In particular, the energy balance approach does not account for factors that do not directly relate to the energy balance, e.g. solar indirect effects and natural internal variability that affects forcing (although an attempt has been made in the Lewis and Curry paper to make some allowance for uncertainty associated with these factors) . Further, there was ‘something else’ going on in the latter 19th and early-mid 20th century that was causing warming, that does not seem to relate directly to external forcing. The paper does attempt to factor out the impact of the Atlantic Multidecadal Oscillation through the selection of base and final periods, but this is by no means a complete account for the effects of multi-decadal and century scale internal variability, and how this confounds the energy balance estimate of climate sensitivity.

In other words–as I understand what she and others have said–the Lewis and Curry paper accepts most of the alarmists’ assumptions, and shows that their conclusions are still wrong. I think that when the dust finally settles, perhaps not in our lifetimes, the alarmists’ predictions will be even more discredited. To quote Dr. Curry one more time:

At the heart of the recent scientific debate on climate change is the ‘pause’ or ‘hiatus’ in global warming – the period since 1998 during which global average surface temperatures have not increased. This observed warming hiatus contrasts with the expectation from the 2007 IPCC Fourth Assessment Report that warming would proceed at a rate of 0.2 degrees C/per decade in the early decades of the 21st century. The warming hiatus raises serious questions as to whether the climate model projections of 21st century have much utility for decision making, given uncertainties in climate sensitivity to carbon dioxide, future volcanic eruptions and solar activity, and the multidecadal and century scale oscillations in ocean circulation patterns.

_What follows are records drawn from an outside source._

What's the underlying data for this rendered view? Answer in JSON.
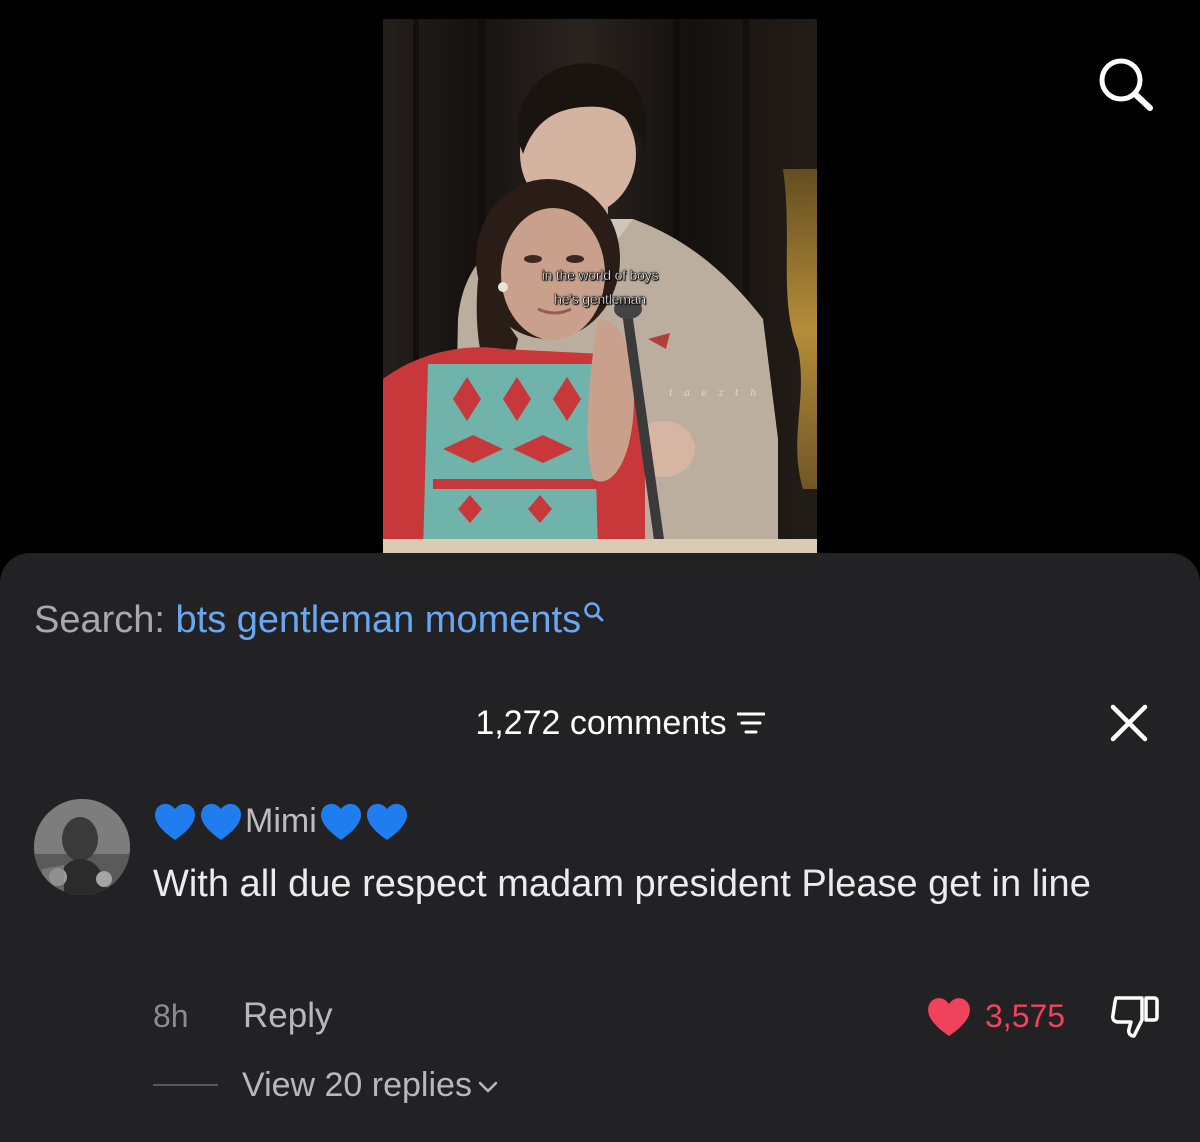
{
  "video": {
    "caption_line1": "in the world of boys",
    "caption_line2": "he's gentleman",
    "watermark": "t a e z t h"
  },
  "top_bar": {
    "search_icon": "search-icon"
  },
  "search_suggestion": {
    "prefix": "Search:",
    "term": "bts gentleman moments",
    "icon": "search-icon"
  },
  "comments": {
    "count_label": "1,272 comments",
    "sort_icon": "filter-lines-icon",
    "close_icon": "close-icon"
  },
  "comment": {
    "username": "Mimi",
    "username_emoji": "blue-heart-emoji",
    "text": "With all due respect madam president Please get in line",
    "time": "8h",
    "reply_label": "Reply",
    "like_count": "3,575",
    "liked": true,
    "like_icon": "heart-icon",
    "dislike_icon": "thumbs-down-icon",
    "view_replies_label": "View 20 replies",
    "chevron_icon": "chevron-down-icon"
  },
  "colors": {
    "sheet_bg": "#222224",
    "link_blue": "#6aa7f3",
    "like_red": "#f0425a"
  }
}
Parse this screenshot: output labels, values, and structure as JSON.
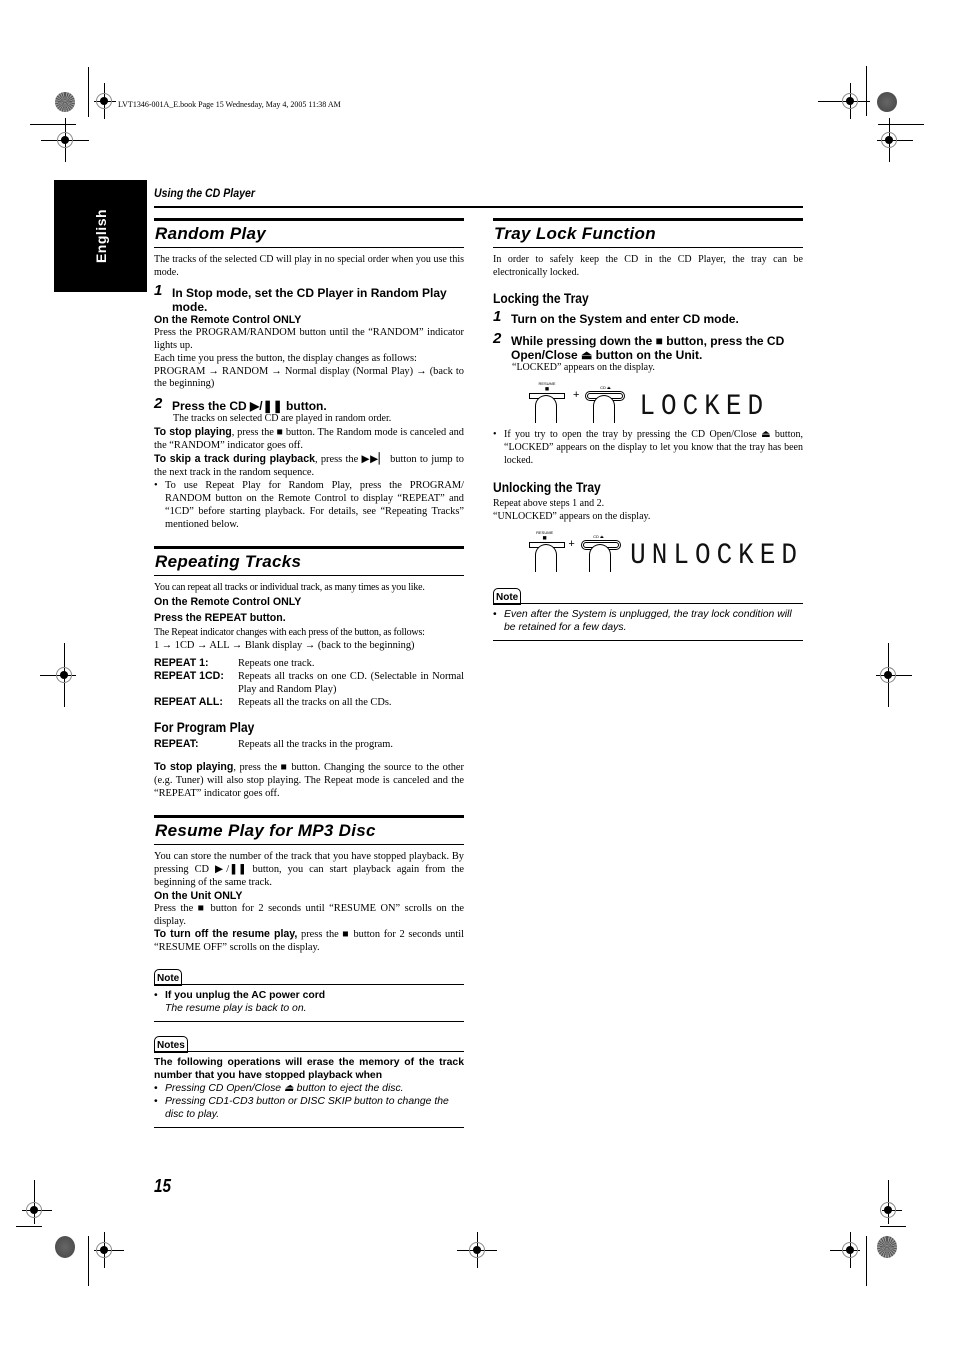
{
  "book_info": "LVT1346-001A_E.book  Page 15  Wednesday, May 4, 2005  11:38 AM",
  "language_tab": "English",
  "section_header": "Using the CD Player",
  "page_number": "15",
  "random_play": {
    "title": "Random Play",
    "intro": "The tracks of the selected CD will play in no special order when you use this mode.",
    "step1": {
      "num": "1",
      "text": "In Stop mode, set the CD Player in Random Play mode."
    },
    "remote_only": "On the Remote Control ONLY",
    "press_text": "Press the PROGRAM/RANDOM button until the “RANDOM” indicator lights up.",
    "each_time": "Each time you press the button, the display changes as follows:",
    "sequence": "PROGRAM → RANDOM → Normal display (Normal Play) → (back to the beginning)",
    "step2": {
      "num": "2",
      "text": "Press the CD ▶/❚❚ button."
    },
    "step2_desc": "The tracks on selected CD are played in random order.",
    "stop_label": "To stop playing",
    "stop_text": ", press the ■ button. The Random mode is canceled and the “RANDOM” indicator goes off.",
    "skip_label": "To skip a track during playback",
    "skip_text": ", press the ▶▶▏ button to jump to the next track in the random sequence.",
    "bullet": "To use Repeat Play for Random Play, press the PROGRAM/ RANDOM button on the Remote Control to display “REPEAT” and “1CD” before starting playback. For details, see “Repeating Tracks” mentioned below."
  },
  "repeating_tracks": {
    "title": "Repeating Tracks",
    "intro": "You can repeat all tracks or individual track, as many times as you like.",
    "remote_only": "On the Remote Control ONLY",
    "press_repeat": "Press the REPEAT button.",
    "changes": "The Repeat indicator changes with each press of the button, as follows:",
    "sequence": "1 → 1CD → ALL → Blank display → (back to the beginning)",
    "modes": [
      {
        "term": "REPEAT 1:",
        "desc": "Repeats one track."
      },
      {
        "term": "REPEAT 1CD:",
        "desc": "Repeats all tracks on one CD. (Selectable in Normal Play and Random Play)"
      },
      {
        "term": "REPEAT ALL:",
        "desc": "Repeats all the tracks on all the CDs."
      }
    ],
    "program_play_heading": "For Program Play",
    "program_mode": {
      "term": "REPEAT:",
      "desc": "Repeats all the tracks in the program."
    },
    "stop_label": "To stop playing",
    "stop_text": ", press the ■ button. Changing the source to the other (e.g. Tuner) will also stop playing. The Repeat mode is canceled and the “REPEAT” indicator goes off."
  },
  "resume_play": {
    "title": "Resume Play for MP3 Disc",
    "intro": "You can store the number of the track that you have stopped playback. By pressing CD ▶/❚❚ button, you can start playback again from the beginning of the same track.",
    "unit_only": "On the Unit ONLY",
    "press_text": "Press the ■ button for 2 seconds until “RESUME ON” scrolls on the display.",
    "turn_off_label": "To turn off the resume play,",
    "turn_off_text": " press the ■ button for 2 seconds until “RESUME OFF” scrolls on the display.",
    "note": {
      "icon_label": "Note",
      "bullet_bold": "If you unplug the AC power cord",
      "bullet_italic": "The resume play is back to on."
    },
    "notes": {
      "icon_label": "Notes",
      "heading": "The following operations will erase the memory of the track number that you have stopped playback when",
      "items": [
        "Pressing CD Open/Close ⏏ button to eject the disc.",
        "Pressing CD1-CD3 button or DISC SKIP button to change the disc to play."
      ]
    }
  },
  "tray_lock": {
    "title": "Tray Lock Function",
    "intro": "In order to safely keep the CD in the CD Player, the tray can be electronically locked.",
    "locking_heading": "Locking the Tray",
    "step1": {
      "num": "1",
      "text": "Turn on the System and enter CD mode."
    },
    "step2": {
      "num": "2",
      "text": "While pressing down the ■ button, press the CD Open/Close ⏏ button on the Unit."
    },
    "locked_appears": "“LOCKED” appears on the display.",
    "figure_locked": {
      "btn1_label": "RESUME",
      "btn1_symbol": "■",
      "btn2_label": "CD ⏏",
      "plus": "+",
      "display": "LOCKED"
    },
    "bullet": "If you try to open the tray by pressing the CD Open/Close ⏏ button, “LOCKED” appears on the display to let you know that the tray has been locked.",
    "unlocking_heading": "Unlocking the Tray",
    "repeat_steps": "Repeat above steps 1 and 2.",
    "unlocked_appears": "“UNLOCKED” appears on the display.",
    "figure_unlocked": {
      "btn1_label": "RESUME",
      "btn1_symbol": "■",
      "btn2_label": "CD ⏏",
      "plus": "+",
      "display": "UNLOCKED"
    },
    "note": {
      "icon_label": "Note",
      "text": "Even after the System is unplugged, the tray lock condition will be retained for a few days."
    }
  }
}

One parting comment: contrast the intelligence and technical skill manifested by Lewis and Curry with the borderline psychopathic ramblings of climate alarmists like Robert Kennedy Jr., and Michael Mann trying to sue his critics into submission, and you get a pretty good idea of who is winning the climate debate.